It’s easy to get frustrated and depressed about the condition of our world. Don’t fall for that trap. Embrace resilience. Once you do, you’ll realize time is on our side. No matter what the crisis, it will pass. Resilient systems will survive, non-resilient systems won’t.
People often come to Meadowcreek or come up after one of our resilience talks or workshops and ask: what are the best articles or books on resilience? If we had to name one it would be W. C. Lowdermilk’s classic Conquest of the Land through Seven Thousand Years.
This book resulted from the creation of the Soil Conservation Service, now know as the Natural Resource Conservation Service (NRCS). This agency resulted from Hugh Hammond Bennett’s adroit lobbying, the timely clouds of black soil sweeping over Washington D.C. from the hundred million acre Dust Bowl, and the responsiveness of the administration of FDR and Henry Wallace.

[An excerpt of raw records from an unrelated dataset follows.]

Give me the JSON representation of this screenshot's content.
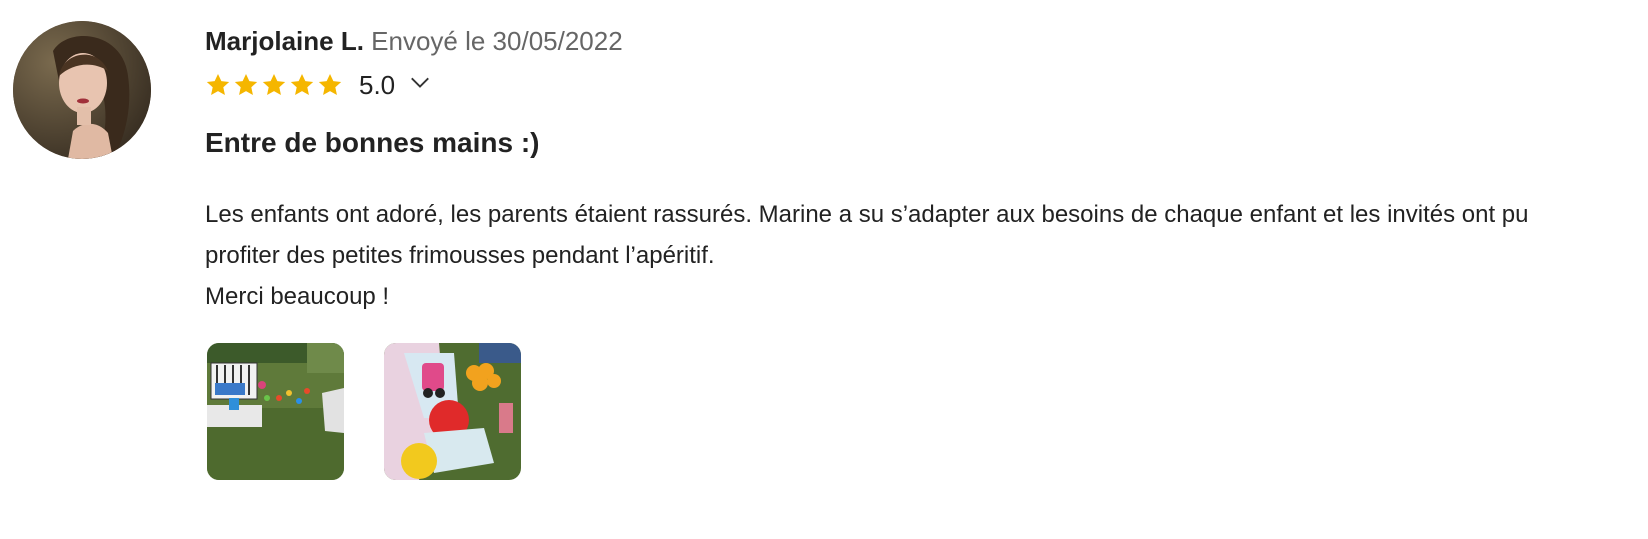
{
  "review": {
    "author": "Marjolaine L.",
    "sent": "Envoyé le 30/05/2022",
    "rating": 5,
    "score": "5.0",
    "title": "Entre de bonnes mains :)",
    "body": "Les enfants ont adoré, les parents étaient rassurés. Marine a su s’adapter aux besoins de chaque enfant et les invités ont pu profiter des petites frimousses pendant l’apéritif.\nMerci beaucoup !",
    "avatar_icon": "avatar-photo",
    "photos": [
      "review-photo-1",
      "review-photo-2"
    ]
  },
  "colors": {
    "star": "#F5B600",
    "text": "#222222",
    "muted": "#666666"
  }
}
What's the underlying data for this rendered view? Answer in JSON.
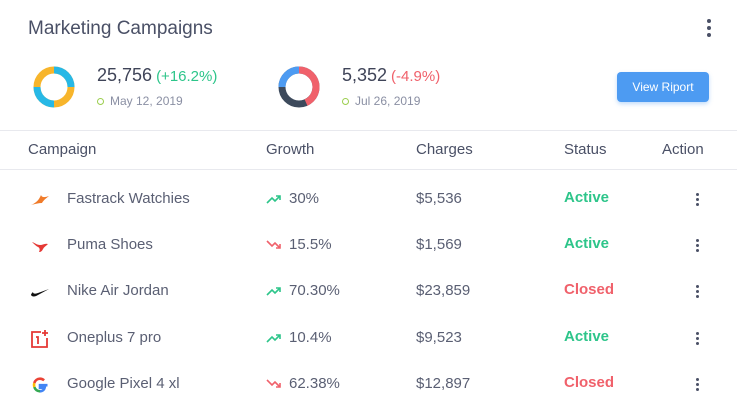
{
  "header": {
    "title": "Marketing Campaigns"
  },
  "stats": [
    {
      "value": "25,756",
      "change": "(+16.2%)",
      "date": "May 12, 2019"
    },
    {
      "value": "5,352",
      "change": "(-4.9%)",
      "date": "Jul 26, 2019"
    }
  ],
  "report_button": "View Riport",
  "table": {
    "headers": [
      "Campaign",
      "Growth",
      "Charges",
      "Status",
      "Action"
    ],
    "rows": [
      {
        "logo": "fastrack-logo",
        "name": "Fastrack Watchies",
        "growth": "30%",
        "trend": "up",
        "charges": "$5,536",
        "status": "Active"
      },
      {
        "logo": "puma-logo",
        "name": "Puma Shoes",
        "growth": "15.5%",
        "trend": "down",
        "charges": "$1,569",
        "status": "Active"
      },
      {
        "logo": "nike-logo",
        "name": "Nike Air Jordan",
        "growth": "70.30%",
        "trend": "up",
        "charges": "$23,859",
        "status": "Closed"
      },
      {
        "logo": "oneplus-logo",
        "name": "Oneplus 7 pro",
        "growth": "10.4%",
        "trend": "up",
        "charges": "$9,523",
        "status": "Active"
      },
      {
        "logo": "google-logo",
        "name": "Google Pixel 4 xl",
        "growth": "62.38%",
        "trend": "down",
        "charges": "$12,897",
        "status": "Closed"
      }
    ]
  },
  "colors": {
    "accent": "#4d9bf2",
    "positive": "#2dc58a",
    "negative": "#f0616b"
  }
}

Many nations have never had such a confluence of events and the destruction of their soils and capacity for resilience are still diminishing. Go to any of dozens of African, Middle Eastern and Asian countries and experience the dust clouds and barren landscapes and be glad you live in a more resilient society.
Lowdermilk’s classic was used by thousands of teachers across the United States to instill basic awareness of the lack of resilience of nearly all agricultural systems man has historically used. Many elementary students are still taught yearly about contour plowing, strip cropping, windbreaks, cover crops, and a host of other practices to increase resilience by stopping soil erosion and building soil health.
Traveling the country today, you can see many situations where these lessons are no longer in evidence. In pursuit of quick profits, many farmers ignore what they learned in elementary school.
But this too shall pass. Non-resilient farms, communities and nations will die. The resilient will survive and build new systems even more resilient than any we have known in the past. It’s possible that our entire species may disappear (as dinosaurs and innumerable other species have) and let other, more resilient species take over the mantle of managers of the planet.
Far more likely is that non-resilient nations, societies and communities will collapse, perhaps slowly, while resilient communities survive and thrive. Some of us will survive and some of us won’t
So don’t get depressed or frustrated, get out and act to create more resilient systems where you live.We’ve got lots of tips to get you started in our book: Roots of Resilience.